The Tongue Tells All
May 4, 2010 by Dr. Mark Wiley
The tongue is an amazing body part. It helps us speak, eat, keeps the mouth and lips moist and, by its condition, tells us our state of health. In traditional Chinese medicine (TCM), examining the tongue is one of the primary diagnostic tools. Yet in Western medicine it is largely ignored, with the physician using a depressor to hold it down to look past the tongue and at the throat.
The tongue offers TCM practitioners an unusual keyhole into which they can learn various things about the state of your organs, blood and interior body. It displays clues on its surface that reflect various things, such as relative degrees of blood movement, qi (energy) strength, dampness, heat, toxicity and so on.
These things manifest on the tongue precisely because the tongue first comes into contact with the food we eat, and this food changes our bodies on daily basis. The tongue, according to TCM theory, is also “the outlet of the heart.” As such the color of the tongue is related to the state of the blood. For example, a pale-colored tongue can indicate a basic blood deficiency or anemia.
When a TCM practitioner examines the tongue they are looking at such things as body color, texture, coating, cracks, lines, teeth marks and relative moisture or lack there of.

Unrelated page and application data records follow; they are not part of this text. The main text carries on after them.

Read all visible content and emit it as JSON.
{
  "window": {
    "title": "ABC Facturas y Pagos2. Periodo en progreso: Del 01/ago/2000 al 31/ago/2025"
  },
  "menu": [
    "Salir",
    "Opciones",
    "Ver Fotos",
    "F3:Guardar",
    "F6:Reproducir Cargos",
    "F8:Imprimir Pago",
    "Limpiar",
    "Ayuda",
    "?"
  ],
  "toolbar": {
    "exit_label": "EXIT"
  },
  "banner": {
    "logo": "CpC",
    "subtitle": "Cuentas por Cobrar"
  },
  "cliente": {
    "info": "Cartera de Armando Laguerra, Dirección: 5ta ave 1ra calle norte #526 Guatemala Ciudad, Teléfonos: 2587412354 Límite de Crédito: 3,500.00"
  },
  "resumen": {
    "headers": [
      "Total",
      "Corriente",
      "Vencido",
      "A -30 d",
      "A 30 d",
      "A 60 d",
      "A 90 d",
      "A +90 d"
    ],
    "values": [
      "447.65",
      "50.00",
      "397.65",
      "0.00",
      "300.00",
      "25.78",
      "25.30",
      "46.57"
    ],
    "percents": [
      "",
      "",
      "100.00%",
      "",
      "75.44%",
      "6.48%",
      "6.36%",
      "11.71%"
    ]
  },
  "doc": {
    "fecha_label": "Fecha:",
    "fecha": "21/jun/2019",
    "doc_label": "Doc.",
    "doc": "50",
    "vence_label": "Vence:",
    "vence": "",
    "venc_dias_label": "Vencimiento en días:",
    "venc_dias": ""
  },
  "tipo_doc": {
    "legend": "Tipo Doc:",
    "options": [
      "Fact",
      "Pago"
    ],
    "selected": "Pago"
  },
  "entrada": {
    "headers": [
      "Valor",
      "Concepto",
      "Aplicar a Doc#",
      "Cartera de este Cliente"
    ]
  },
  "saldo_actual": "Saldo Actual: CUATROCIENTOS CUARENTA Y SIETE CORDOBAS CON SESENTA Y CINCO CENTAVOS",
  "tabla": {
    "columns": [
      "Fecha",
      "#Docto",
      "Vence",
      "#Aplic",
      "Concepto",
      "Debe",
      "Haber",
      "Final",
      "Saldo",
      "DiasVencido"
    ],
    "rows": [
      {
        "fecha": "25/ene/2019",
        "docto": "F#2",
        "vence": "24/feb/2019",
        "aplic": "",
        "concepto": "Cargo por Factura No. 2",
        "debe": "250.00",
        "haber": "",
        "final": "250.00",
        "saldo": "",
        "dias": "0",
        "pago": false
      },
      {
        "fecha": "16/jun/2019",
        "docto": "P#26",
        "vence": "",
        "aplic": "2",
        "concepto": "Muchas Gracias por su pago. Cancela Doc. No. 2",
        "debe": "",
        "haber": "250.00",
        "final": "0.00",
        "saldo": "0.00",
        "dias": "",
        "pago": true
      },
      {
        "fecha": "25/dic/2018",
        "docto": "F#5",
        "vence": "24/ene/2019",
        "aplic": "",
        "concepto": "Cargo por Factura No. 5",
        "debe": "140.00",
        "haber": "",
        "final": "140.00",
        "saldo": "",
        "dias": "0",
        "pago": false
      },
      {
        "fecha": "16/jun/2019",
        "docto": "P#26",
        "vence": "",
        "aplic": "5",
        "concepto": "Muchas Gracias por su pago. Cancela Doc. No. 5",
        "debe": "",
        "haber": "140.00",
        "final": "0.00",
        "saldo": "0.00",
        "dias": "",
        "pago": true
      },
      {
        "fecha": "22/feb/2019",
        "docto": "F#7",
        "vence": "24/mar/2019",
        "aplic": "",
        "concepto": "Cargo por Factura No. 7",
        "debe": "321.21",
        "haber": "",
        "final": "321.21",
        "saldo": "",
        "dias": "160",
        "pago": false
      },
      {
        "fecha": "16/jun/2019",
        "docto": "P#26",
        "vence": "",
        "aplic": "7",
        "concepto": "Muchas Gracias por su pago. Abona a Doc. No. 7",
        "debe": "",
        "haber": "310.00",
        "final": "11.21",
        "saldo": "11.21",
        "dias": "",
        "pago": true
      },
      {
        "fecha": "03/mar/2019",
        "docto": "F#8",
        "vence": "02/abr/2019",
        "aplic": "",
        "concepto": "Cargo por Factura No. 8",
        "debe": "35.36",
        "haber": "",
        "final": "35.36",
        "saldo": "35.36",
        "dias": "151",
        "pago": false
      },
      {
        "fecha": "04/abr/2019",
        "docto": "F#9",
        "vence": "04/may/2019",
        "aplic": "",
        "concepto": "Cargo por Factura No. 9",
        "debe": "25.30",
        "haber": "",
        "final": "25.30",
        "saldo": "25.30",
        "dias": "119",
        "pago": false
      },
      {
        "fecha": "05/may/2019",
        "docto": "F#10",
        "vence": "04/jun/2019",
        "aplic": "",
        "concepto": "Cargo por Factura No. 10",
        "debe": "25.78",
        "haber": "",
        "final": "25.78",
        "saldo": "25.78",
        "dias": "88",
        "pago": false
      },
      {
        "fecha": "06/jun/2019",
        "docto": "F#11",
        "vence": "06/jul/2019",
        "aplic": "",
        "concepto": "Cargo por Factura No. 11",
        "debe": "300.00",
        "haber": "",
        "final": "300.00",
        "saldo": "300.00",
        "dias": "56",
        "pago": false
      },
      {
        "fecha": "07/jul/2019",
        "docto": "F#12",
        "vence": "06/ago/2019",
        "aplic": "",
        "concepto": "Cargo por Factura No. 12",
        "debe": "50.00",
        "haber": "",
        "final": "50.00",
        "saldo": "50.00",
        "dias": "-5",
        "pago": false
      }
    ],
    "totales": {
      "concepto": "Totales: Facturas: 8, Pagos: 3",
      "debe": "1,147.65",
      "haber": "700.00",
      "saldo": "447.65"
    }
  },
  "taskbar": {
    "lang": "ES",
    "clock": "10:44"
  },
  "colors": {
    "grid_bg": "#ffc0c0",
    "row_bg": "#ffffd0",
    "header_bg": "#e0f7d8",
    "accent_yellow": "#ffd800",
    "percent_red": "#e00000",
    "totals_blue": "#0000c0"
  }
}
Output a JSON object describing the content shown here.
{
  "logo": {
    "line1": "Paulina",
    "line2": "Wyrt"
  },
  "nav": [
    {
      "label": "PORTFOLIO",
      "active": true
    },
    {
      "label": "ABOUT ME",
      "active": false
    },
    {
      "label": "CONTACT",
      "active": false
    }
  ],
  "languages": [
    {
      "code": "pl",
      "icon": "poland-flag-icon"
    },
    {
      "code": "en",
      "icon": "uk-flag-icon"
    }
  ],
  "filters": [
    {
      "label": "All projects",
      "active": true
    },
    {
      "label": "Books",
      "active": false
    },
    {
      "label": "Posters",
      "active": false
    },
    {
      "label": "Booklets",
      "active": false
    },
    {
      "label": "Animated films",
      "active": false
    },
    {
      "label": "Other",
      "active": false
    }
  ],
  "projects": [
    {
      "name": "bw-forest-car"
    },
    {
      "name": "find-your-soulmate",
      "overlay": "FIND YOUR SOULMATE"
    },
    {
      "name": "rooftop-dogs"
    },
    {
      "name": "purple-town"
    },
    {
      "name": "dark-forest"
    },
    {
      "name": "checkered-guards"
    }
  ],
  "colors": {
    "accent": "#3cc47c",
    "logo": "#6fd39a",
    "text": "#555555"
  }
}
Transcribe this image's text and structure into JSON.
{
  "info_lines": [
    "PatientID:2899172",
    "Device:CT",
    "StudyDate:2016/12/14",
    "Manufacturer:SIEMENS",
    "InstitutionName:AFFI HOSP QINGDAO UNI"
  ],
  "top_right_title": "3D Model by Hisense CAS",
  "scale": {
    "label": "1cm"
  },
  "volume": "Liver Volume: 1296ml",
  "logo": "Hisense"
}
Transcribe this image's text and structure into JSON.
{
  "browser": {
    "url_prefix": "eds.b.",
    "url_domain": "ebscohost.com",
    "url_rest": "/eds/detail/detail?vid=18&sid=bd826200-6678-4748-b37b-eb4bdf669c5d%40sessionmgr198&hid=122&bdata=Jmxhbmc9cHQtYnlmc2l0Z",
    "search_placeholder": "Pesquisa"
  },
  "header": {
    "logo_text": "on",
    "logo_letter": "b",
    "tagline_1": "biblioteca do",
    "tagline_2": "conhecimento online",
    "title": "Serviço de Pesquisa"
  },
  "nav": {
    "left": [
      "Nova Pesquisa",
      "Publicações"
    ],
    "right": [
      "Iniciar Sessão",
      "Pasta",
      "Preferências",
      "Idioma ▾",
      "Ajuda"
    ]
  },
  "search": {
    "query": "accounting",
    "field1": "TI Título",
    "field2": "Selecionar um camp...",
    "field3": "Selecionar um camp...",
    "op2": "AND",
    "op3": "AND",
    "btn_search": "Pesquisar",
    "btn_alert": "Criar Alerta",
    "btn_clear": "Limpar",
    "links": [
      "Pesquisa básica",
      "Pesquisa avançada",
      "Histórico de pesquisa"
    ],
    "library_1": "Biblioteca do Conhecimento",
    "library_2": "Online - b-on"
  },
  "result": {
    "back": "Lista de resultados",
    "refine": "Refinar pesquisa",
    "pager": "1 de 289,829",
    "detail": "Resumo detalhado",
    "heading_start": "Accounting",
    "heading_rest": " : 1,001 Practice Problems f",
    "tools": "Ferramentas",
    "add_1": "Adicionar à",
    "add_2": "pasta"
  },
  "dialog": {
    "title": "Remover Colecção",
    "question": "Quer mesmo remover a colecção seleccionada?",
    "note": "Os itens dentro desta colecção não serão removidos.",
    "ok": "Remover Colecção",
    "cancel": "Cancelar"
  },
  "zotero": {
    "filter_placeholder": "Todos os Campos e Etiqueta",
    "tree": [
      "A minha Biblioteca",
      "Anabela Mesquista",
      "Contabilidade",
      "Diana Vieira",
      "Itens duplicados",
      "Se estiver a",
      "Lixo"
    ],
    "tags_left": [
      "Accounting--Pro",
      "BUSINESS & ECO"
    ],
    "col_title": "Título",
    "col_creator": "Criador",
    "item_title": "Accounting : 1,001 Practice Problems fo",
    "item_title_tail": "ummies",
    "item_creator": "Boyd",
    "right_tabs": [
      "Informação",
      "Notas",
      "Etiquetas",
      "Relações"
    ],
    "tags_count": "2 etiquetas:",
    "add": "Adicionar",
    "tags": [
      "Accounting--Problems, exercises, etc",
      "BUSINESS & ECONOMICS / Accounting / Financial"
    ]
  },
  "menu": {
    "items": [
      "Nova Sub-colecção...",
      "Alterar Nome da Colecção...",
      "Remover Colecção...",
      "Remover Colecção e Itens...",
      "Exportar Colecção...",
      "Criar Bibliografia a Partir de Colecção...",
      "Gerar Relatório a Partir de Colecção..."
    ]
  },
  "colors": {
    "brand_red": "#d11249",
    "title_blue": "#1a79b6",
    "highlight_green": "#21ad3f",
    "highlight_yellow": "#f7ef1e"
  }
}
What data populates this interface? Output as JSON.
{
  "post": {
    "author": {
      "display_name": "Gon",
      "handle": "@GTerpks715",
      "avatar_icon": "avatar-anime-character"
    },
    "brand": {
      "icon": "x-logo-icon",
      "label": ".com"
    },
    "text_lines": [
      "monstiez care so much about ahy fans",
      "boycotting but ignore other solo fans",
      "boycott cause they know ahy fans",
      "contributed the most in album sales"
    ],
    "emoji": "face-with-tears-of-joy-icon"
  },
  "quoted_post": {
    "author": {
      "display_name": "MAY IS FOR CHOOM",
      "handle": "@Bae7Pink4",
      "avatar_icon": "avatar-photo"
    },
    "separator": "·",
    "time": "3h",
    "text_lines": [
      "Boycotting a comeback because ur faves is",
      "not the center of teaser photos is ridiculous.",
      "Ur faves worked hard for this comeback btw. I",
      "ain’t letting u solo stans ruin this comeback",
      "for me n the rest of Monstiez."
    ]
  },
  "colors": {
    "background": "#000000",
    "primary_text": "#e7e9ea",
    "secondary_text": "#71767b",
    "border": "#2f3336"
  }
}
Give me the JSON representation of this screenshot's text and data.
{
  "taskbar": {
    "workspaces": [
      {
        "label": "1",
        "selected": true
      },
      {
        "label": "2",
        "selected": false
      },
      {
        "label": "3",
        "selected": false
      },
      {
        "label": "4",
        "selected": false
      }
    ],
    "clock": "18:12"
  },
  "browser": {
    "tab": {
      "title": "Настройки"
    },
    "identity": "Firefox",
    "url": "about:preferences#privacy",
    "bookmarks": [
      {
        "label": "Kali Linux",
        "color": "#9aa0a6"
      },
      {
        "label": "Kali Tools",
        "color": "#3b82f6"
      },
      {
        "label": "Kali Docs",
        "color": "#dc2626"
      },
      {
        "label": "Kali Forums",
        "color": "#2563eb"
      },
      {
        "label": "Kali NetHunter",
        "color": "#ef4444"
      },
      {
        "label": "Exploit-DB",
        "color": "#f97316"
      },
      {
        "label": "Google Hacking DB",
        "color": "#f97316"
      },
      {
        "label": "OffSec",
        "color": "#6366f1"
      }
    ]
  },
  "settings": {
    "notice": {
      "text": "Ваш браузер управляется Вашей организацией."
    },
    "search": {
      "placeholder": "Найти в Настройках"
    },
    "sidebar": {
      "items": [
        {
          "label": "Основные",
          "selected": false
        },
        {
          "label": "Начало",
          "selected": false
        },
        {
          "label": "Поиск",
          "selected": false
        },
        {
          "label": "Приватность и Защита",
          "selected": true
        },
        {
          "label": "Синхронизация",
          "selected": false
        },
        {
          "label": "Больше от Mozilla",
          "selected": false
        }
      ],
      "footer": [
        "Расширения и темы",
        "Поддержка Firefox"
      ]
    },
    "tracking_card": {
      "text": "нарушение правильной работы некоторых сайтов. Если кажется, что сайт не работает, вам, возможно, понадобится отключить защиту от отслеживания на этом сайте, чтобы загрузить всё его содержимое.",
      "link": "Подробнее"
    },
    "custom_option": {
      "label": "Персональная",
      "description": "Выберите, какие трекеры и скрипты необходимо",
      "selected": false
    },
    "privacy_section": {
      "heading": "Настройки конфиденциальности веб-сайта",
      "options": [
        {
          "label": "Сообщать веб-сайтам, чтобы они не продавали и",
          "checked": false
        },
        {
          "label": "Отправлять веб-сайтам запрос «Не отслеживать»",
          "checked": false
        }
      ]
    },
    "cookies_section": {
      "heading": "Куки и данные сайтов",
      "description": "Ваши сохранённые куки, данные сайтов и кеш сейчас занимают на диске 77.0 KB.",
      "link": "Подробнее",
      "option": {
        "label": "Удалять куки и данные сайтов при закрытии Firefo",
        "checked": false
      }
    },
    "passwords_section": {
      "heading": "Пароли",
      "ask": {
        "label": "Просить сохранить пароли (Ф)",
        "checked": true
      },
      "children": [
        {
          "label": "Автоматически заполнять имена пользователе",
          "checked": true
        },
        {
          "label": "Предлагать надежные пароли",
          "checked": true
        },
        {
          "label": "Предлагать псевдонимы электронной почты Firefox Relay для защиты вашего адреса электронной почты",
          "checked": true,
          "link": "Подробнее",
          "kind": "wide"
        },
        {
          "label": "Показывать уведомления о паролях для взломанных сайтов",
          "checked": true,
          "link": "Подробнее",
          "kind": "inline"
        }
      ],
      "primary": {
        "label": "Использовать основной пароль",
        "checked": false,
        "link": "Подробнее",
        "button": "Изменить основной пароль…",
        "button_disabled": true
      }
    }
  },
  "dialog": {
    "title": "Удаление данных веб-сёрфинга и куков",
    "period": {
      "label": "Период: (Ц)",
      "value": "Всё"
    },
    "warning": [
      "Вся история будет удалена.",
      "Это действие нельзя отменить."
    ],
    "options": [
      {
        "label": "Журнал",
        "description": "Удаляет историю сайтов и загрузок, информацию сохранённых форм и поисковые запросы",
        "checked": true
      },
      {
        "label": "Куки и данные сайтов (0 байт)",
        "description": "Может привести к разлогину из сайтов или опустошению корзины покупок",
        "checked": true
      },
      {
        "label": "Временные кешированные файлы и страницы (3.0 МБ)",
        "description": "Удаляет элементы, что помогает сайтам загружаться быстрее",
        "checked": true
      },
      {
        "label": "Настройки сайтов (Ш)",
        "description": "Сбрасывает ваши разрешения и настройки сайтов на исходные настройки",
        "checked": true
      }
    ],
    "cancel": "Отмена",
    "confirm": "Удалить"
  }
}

Following are examples of 10 different syndromes and the tongues they manifest, what they mean and what symptoms may be present.
Normal—A normal tongue is pink in color, is moist, has no deep cracks or lines and perhaps a thin white coat or no coating at all.
Blood Stasis—A person experiencing blood stasis may experience such symptoms as cold limbs, varicose veins, painful legs, headaches, chest pain and liver spots and their skin may lack its normal luster. Their tongue body color will be purple and may have black spots on it.
Blood Deficiency—A person experiencing blood deficiency may experience symptoms such as dizziness, fatigue, palpitations, poor concentration and memory, insomnia and women’s health issues. Their tongue will be pale and have very little, if any, coating.
Qi Deficiency—A person who is experiencing qi deficiency may have such symptoms as fatigue, poor appetite, spontaneous sweating, shortness of breath, over-thinking or worrying. Their tongue body will be pale, have a few red dots on it, a thin white coating and have teeth marks on its edges.
Qi Stagnation—A person experiencing qi stagnation may be stressed, have a tendency to be depressed or upset, have a general unstable emotional state and experience premenstrual tension syndrome. Their tongue will have a thin white coating and its tip will be red.
Damp Retention—A person experiencing damp retention may have such symptoms as bloating, feeling of fullness in the chest, abdominal fullness and a feeling of being heavy or lethargic. Their tongue will be pink and swollen and the center will have a greasy white coating.
Heat—A person experiencing heat will feel hot, sweat easily, be thirsty, constipated, irritable, bad tempered and have skin problems. Their tongue body will be red and they will have a thin yellow coating on it.
Damp Heat—A person experiencing damp heat will usually have skin problems, urinary tract infections, clammy skin and be angry and uncomfortable. Their tongue will be red with a greasy yellow coating.
Yang Deficiency—A person with yang deficiency may easily feel cold, tend to need warming up, have a pale complexion, back pain, may panic easily, have low emotional feelings and possibly be impotence or infertile.
Yin Deficiency—A person experiencing a yin deficiency may have hot flashes, night sweats (as in menopause), insomnia, irritability, ringing in the ears and irregular menstruation. Their tongue will be red, have many cracks in it and have little or no coating at all.
Now that you have a basic idea of the ways in which various health issues manifest on your tongue, have a look at it. I examine mine in a mirror every morning to decide how my body is doing and what I should eat for breakfast and lunch.
My tongue tells me a lot about myself. What does yours say about your health?
—Dr. Mark Wiley